We drove down to Eagle Pass, Texas, and met with Pastor Lorenzo Ortiz, director of El Buen Samaritano Migrante. He shared stories of his work with asylum-seeking migrants on the Mexican side of the border and his story of being kidnapped by a Mexican cartel. The conversation lasted most of the day and it was truly inspiring to see how God continues to work in his ministry.
Pastor Ortiz took us to a bus transportation company he partners with a mile or so from the border that assists in taking people to San Antonio at a discounted rate after they pass through the border and leave the immigration office. It is at this place that my heart sank.
We met single individuals, couples and families who all had different stories as to why they were leaving the different countries they were from. Many had been traveling for months or years just to get to the border in search of safety or the “American dream.” Many had family kidnapped by the cartel, and some were simply looking for a job in the States to send money back to their families.
These were heartbreaking tales of desperation and determination that made me cry, laugh and pray for God to move even as conversation was taking place in two different languages. My heart broke the next day as we had our final visits for the week.
Back in San Antonio, we met with Jesus Romero, director of Educational and Legal Immigration Ministries and his team. Their work involves helping refugees and asylum-seekers in their search to stay in America. It was during this time I learned that for various reasons and legalities, many of the migrants I had met the day before would not be given asylum and be sent back across the border.

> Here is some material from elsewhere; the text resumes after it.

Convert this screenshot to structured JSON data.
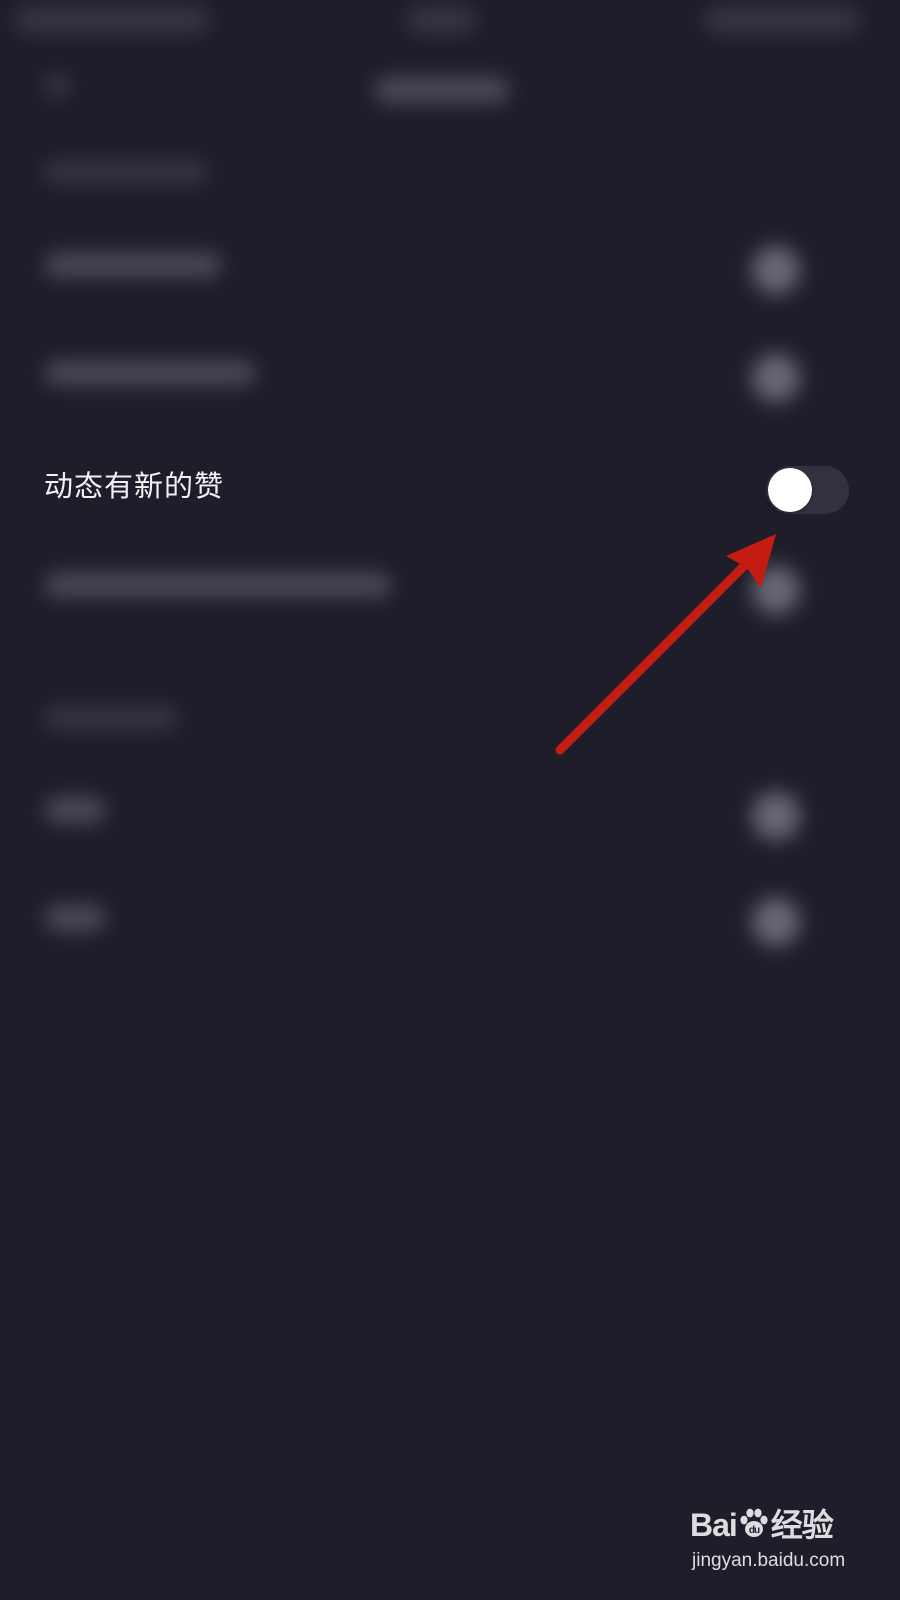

I am not naive in believing every migrant comes to America with good intentions, but surely not every migrant is looking to mooch off government resources either. That is where the government work should be focused, in proving intention. That is not where the government is focused now.
The afternoon of the final day was spent in a Q&A time with David Morgan, executive director of the T.B. Maston Foundation; Mark Wingfield, executive director of Baptist News Global; Katie Frugé, director of the Texas Baptist Christian Life Commission; and others. This time gave more information as to what steps those of us involved could take to change the environments we are in to be more geared to serve those in need in the immigration world.
My statement that “the American church is failing” is not uttered lightly. I have been raised in the church my entire life as I have gone from state to state. I was taught of the mercy and holiness of YHWH, the love and sacrifice of Jesus Christ, and the sacred interaction of humankind with the holy Trinity through the presence of the Holy Spirit.
“These values do not go together and yet the majority of American Christians attempt to do just that.”
I also was raised in a post-9/11 American society that was heavily charged in the mind of national defense, American superiority and the importance of making life better for oneself at the cost of everyone else. These values do not go together and yet the majority of American Christians attempt to do just that.
This has led to decades of an ever-increasing divide within the nation and a Republican Christianity and a Democratic Christianity in which both sides point at each other and scream “nonbeliever” and “heretic.”
A Scripture I mentioned earlier was Matthew 25. If you find yourself reading this article and wondering what can be done, read Mathew 25, specifically verses 31-46. See what the Lord calls of us to do as his representatives in this world. Formulate action plans with your local church to do your part in feeding the hungry, giving the thirsty a drink, helping the sick, clothing the naked and visiting the prisoner.
Like it or not, the immigrant can fall into each of these categories at any time. Be like Jesus and serve the least of these.
Christian Vaughn serves as high school and university pastor at First Baptist Church of Plainview, Texas. He earned a bachelor of theological studies degree and master of divinity degree from Wayland Baptist University.
What I’m learning as a Maston Scholar: ‘Don’t forget!’ | Opinion by Alfa Orellana
Maston Foundation immigration retreat opened my eyes | Opinion by Madison Lewis